A kickoff of Western Carolina University’s yearlong 125th anniversary celebration Thursday (Jan. 23) included a fashion show of clothing from throughout the university’s 125 years of history. The show included Sylva Town Manager Paige Roberson (left) and Will Peebles, director of WCU’s School of Music, modeling 19th-century vintage clothing similar to what would have been worn in 1889, the year of WCU’s founding.
A yearlong celebration of Western Carolina University’s 125th anniversary kicked off Thursday, Jan. 23, as the campus and surrounding community paused to reflect on the institution’s growth from a one-room schoolhouse with 18 students to a comprehensive regional university with an enrollment of more than 10,100 – that, and to eat cake and enjoy a fashion show.
Before the fun, games and icing, WCU Chancellor David Belcher began the celebration with a touch of formality, reminding the crowd of the many changes that have occurred at the institution over the years – including names ranging from the Cullowhee Academy through Western Carolina Teachers College to its current moniker as part of the University of North Carolina system.What began as a teacher training school – a model emulated statewide by institutions known today as Appalachian State and East Carolina universities – has grown and diversified over the decades to offer a variety of bachelor’s, master’s and doctoral degrees not only in Cullowhee, but also in Cherokee, Asheville and online, Belcher said.
“In the two-and-a-half years Susan and I have been at Western Carolina, one of the things that has struck me the most is how, despite the remarkable changes this university has witnessed here in Cullowhee over the decades, the fundamental mission of this institution remains the same,” said Belcher.
“Through all of the changes, a strong mission to serve the people of Western North Carolina has been the foundation of this strong institution,” he said. “And Western Carolina has taken that mission and infused it into its instructional, research and service profile, challenging students to be engaged in their communities even during their collegiate years.”

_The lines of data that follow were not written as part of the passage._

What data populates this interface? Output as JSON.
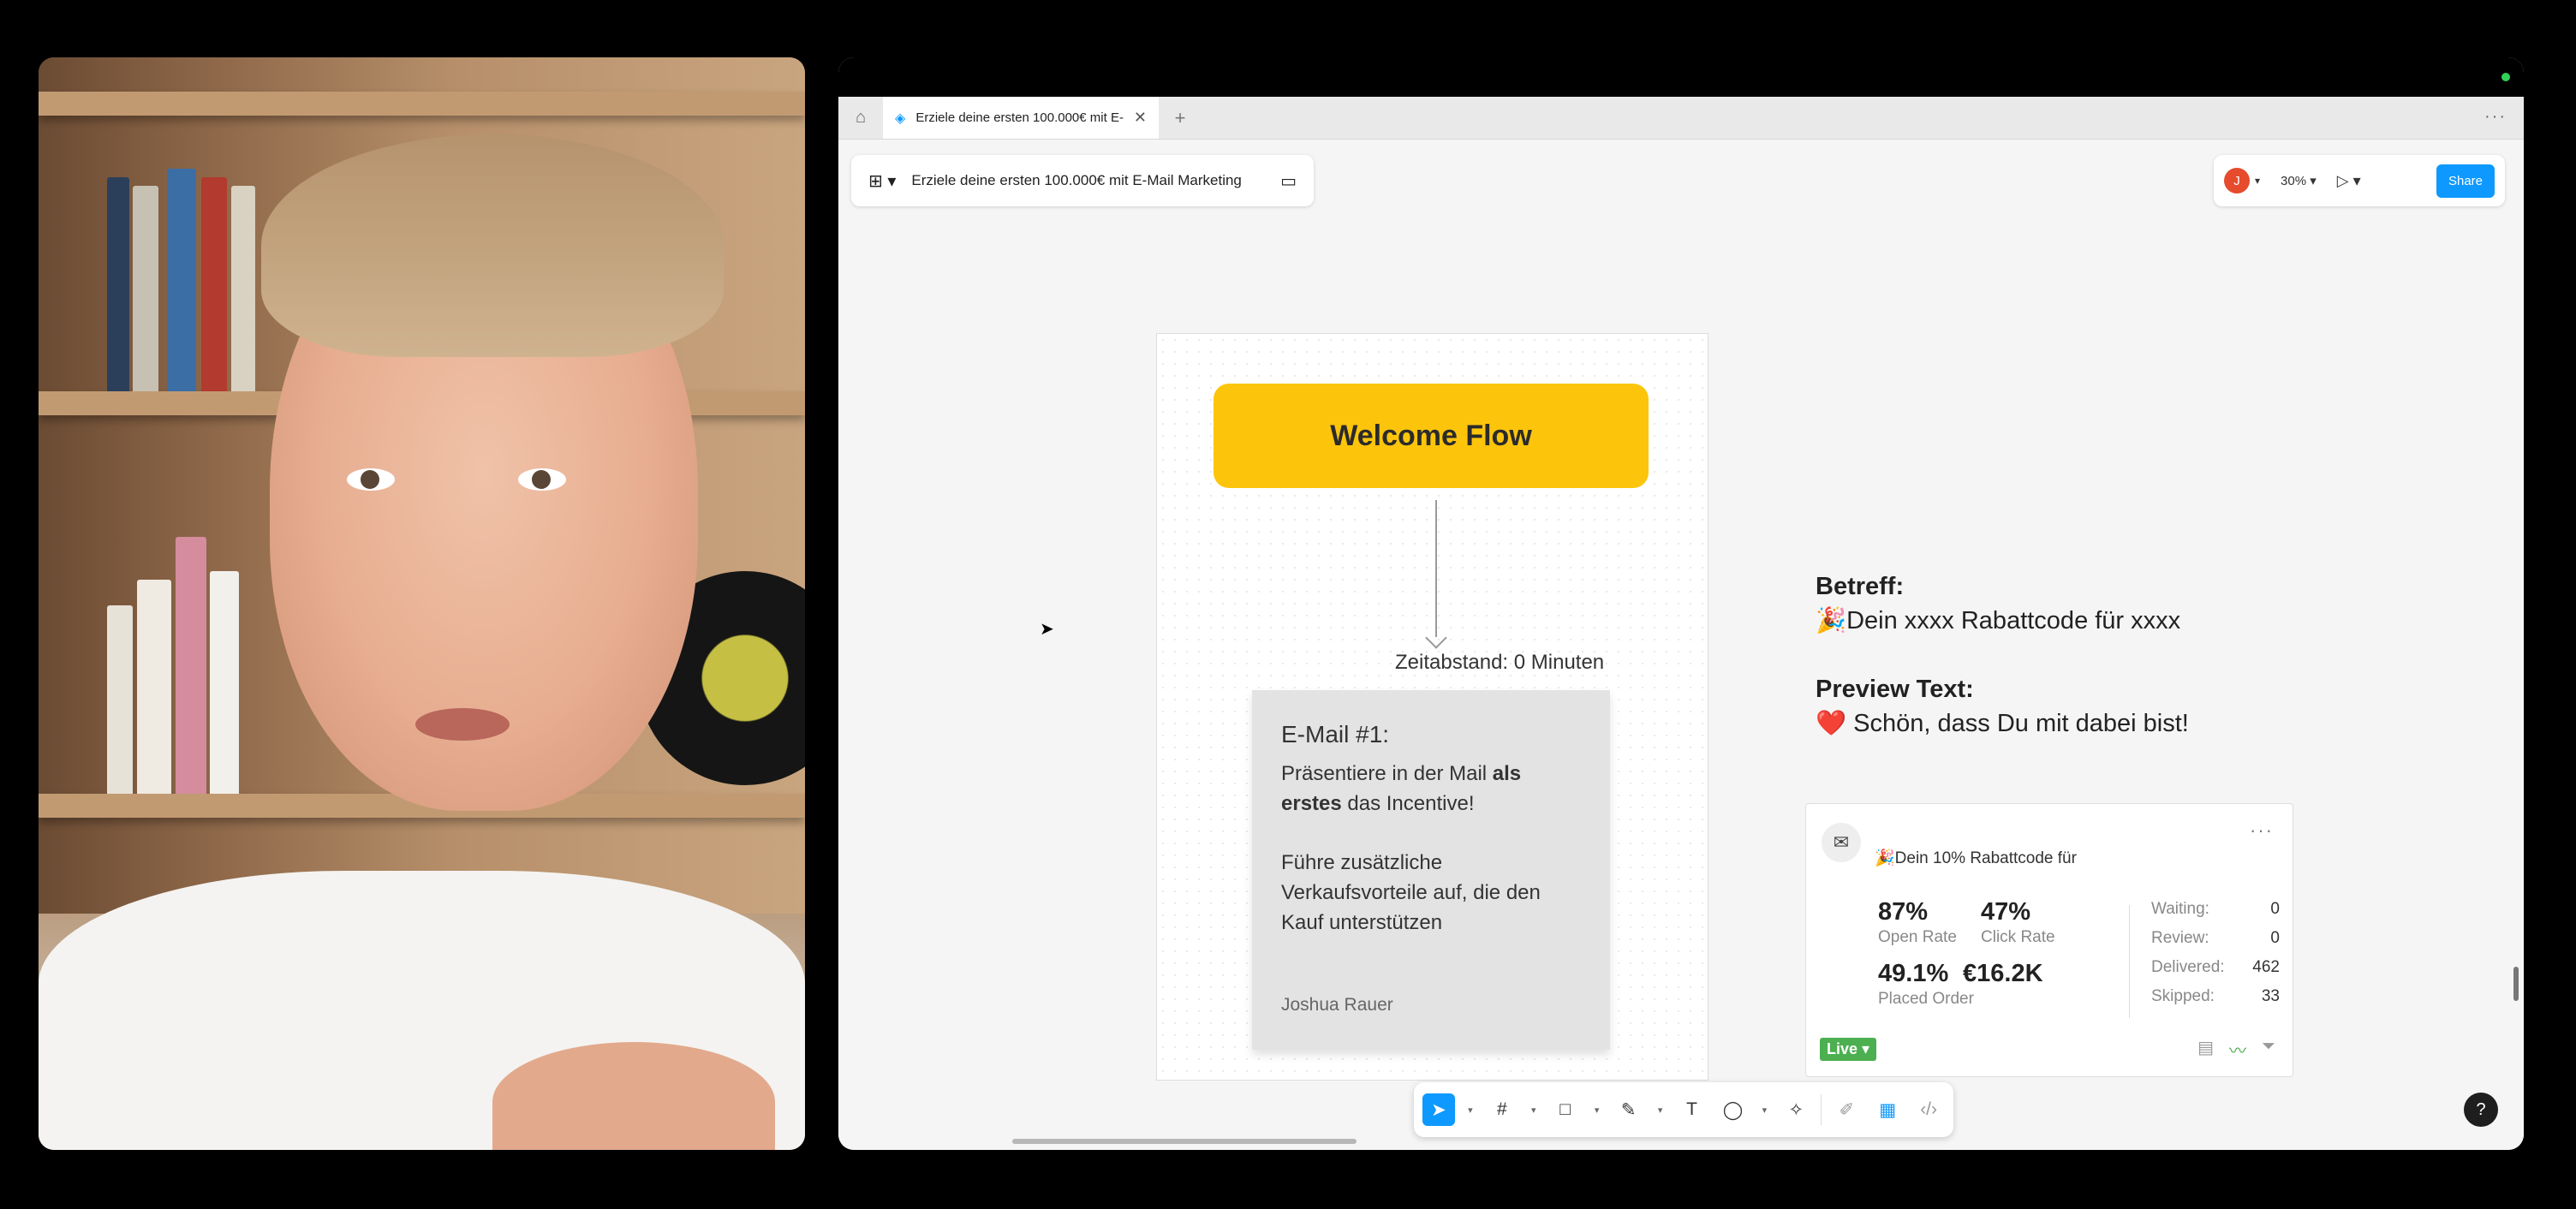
{
  "tabs": {
    "active_title": "Erziele deine ersten 100.000€ mit E-Mail Marketing"
  },
  "file": {
    "name": "Erziele deine ersten 100.000€ mit E-Mail Marketing"
  },
  "header": {
    "avatar_initial": "J",
    "zoom": "30%",
    "share_label": "Share"
  },
  "flow": {
    "title": "Welcome Flow",
    "delay": "Zeitabstand: 0 Minuten",
    "email": {
      "title": "E-Mail #1:",
      "line1_pre": "Präsentiere in der Mail ",
      "line1_bold": "als erstes",
      "line1_post": " das Incentive!",
      "line2": "Führe zusätzliche Verkaufsvorteile auf, die den Kauf unterstützen",
      "author": "Joshua Rauer"
    }
  },
  "side": {
    "subject_label": "Betreff:",
    "subject_value": "🎉Dein xxxx Rabattcode für xxxx",
    "preview_label": "Preview Text:",
    "preview_value": "❤️ Schön, dass Du mit dabei bist!"
  },
  "stats": {
    "subject": "🎉Dein 10% Rabattcode für",
    "open_rate": "87%",
    "open_rate_label": "Open Rate",
    "click_rate": "47%",
    "click_rate_label": "Click Rate",
    "placed_order": "49.1%",
    "placed_order_label": "Placed Order",
    "revenue": "€16.2K",
    "status": [
      {
        "label": "Waiting:",
        "value": "0"
      },
      {
        "label": "Review:",
        "value": "0"
      },
      {
        "label": "Delivered:",
        "value": "462"
      },
      {
        "label": "Skipped:",
        "value": "33"
      }
    ],
    "badge": "Live"
  },
  "help_label": "?"
}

Belcher urged the packed house in attendance in the Hinds University Center Grandroom to participate in events planned throughout the year, both on campus and in surrounding communities, that are designed to help celebrate the milestone of reaching 125 years – an anniversary known by the formal name quasquicentennial.
“The year 2014 will be a year of events, exhibits, reflections and anticipation of the next 125 years of educating eager minds in the heart of a mountain paradise – a region rich in culture, art, music and innovation,” he said. “It’s going to be a great year. It will be a year for the history books, and certainly one in which you will want to be involved.”
Following Belcher’s remarks, students, faculty, staff and community members took part in a fashion show of clothing from throughout the university’s 125 years of history, along with apparel adorned with WCU’s commemorative 125th anniversary logo.
Highlights of the fashion show included Will Peebles, director of WCU’s School of Music, wearing 19th-century vintage overalls; Sylva Town Manager Paige Roberson in an Edwardian bustle dress; Susan Belcher, wife of the WCU chancellor, in a purple 1930s May court dress; and Paws, the Catamount mascot, dressed in a 1940s football uniform with padded pants.
Members of the Cathouse Band, the cheerleading squad and the dance team then helped roll out a cake decorated with candles in the shape of the numbers 1, 2 and 5, and the crowd broke into an impromptu rendition of a popular birthday song.
The event, which also featured a variety of games, prizes and giveaways, and a display showcasing the university’s history, was just the first in a yearlong celebration of WCU’s 125th anniversary.
Activities moved that night to the Ramsey Center as the men’s basketball team played Davidson in a Southern Conference game, with special activities and promotions as part of the evening.
The official 125th birthday bash will be held in August, the month in which the school that became WCU was founded in 1889. The event is tentatively scheduled for Tuesday, Aug. 26, with a picnic on the University Center lawn, old-fashioned games, music and photo opportunities in historical garb representative of the late 19th century.
The final celebration event is tentatively set for Friday, Dec. 5, in the Ramsey Center, with music from the Pride of the Mountains Marching Band (which will have just returned from its appearance in the Macy’s Thanksgiving Day Parade), refreshments, remarks from the chancellor and special recognition for those who will graduate in December 2014, the last graduating class of WCU’s 125th year.
Other events will be designed around traditional highlights of WCU’s annual calendar, such as spring commencement ceremonies, Mountain Heritage Day, the Spring Literary Festival, Homecoming, alumni receptions across the state and the Southeast, and a variety of events in communities across Western North Carolina.
For more information, visit the website at celebrate125.wcu.edu.